SocialWorkSynergy

ACEs (Adverse Childhood Experiences) Basics

by Pat Shelly

What Is the Adverse Childhood Experiences [ACEs] Study and What Is Its Significance? 

The ACEs Study [published in 1998] is important because it found links between childhood trauma and long-term health, behavior and social consequences among adults.

How Were These Links Discovered?

Per the below infographic, the authors – from Permanente Medical Group (Kaiser Permanente), Centers for Disease Control and Prevention (CDC), Emory University and the University of Arizona – asked adult patients about any exposure they had as a child to the following:

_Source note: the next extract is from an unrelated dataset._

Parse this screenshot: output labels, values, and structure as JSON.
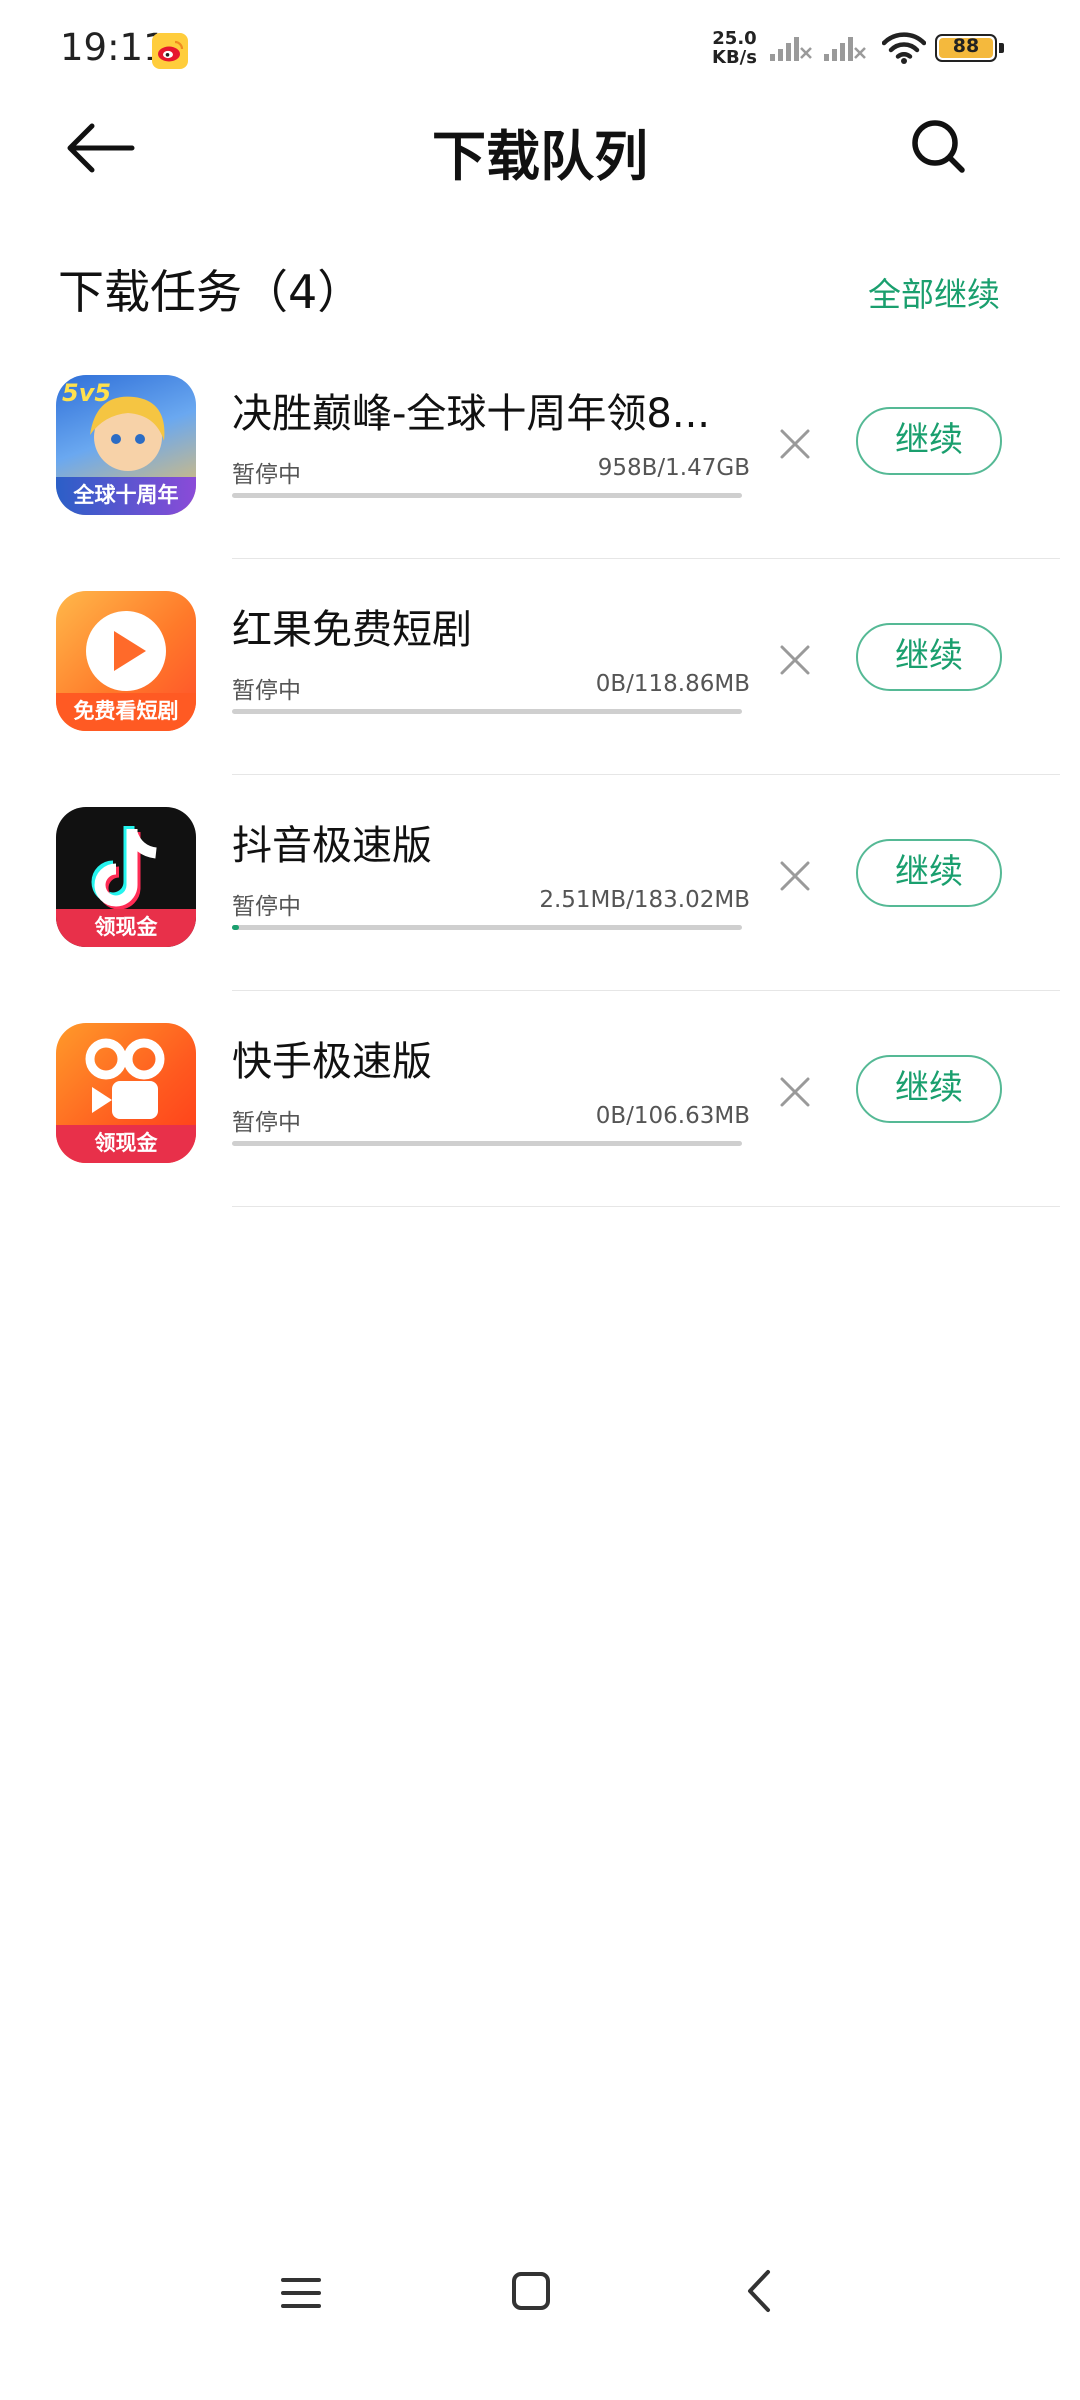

The Truth About ACEs –                     Robert Wood Johnson Foundation

A comparison to the participant’s adult health status was made, and strong links were found between high ACE scores (on a scale of 1 to 4+, having more than 2 or more adverse experiences) and impaired health/mental health.

In addition to the negative impact adverse childhood experiences are likely to have on a person, this graphic also shows the prevalence of ACEs and the three primary types of ACES: abuse, neglect and household dysfunction.

The ACE study has provided social workers and other clinicians with an invaluable tool to assess the types of trauma an individual had as a child. It is a way to begin to discuss, “What happened?” with a person. ACEs help establish a history that de-pathologizes the person and enhances a trauma-informed practice.

Below is a pyramid chart created by the CDC that illustrates the gaps that still exist in our knowledge of the full impact of ACE , emphasizing the need for ongoing research.

ACE Pyramid – CDC

Longitudinal studies of the ACE Study participants continue through Kaiser and the CDC.

Find out your ACE score here:

UB School of Social Work curricular module on ACEs

Illustration credits:

The Truth About ACEs Infographic – Robert Woods Johnson Foundation

ACE Pyramid: Centers for Disease Control and Prevention ACE Study site
                 Here you will find the pyramid, plus CDC ACE studies and updates.

Additional resources:

How has the ACE Study affected your practice? Teaching? Please share with us your use of or views on ACE.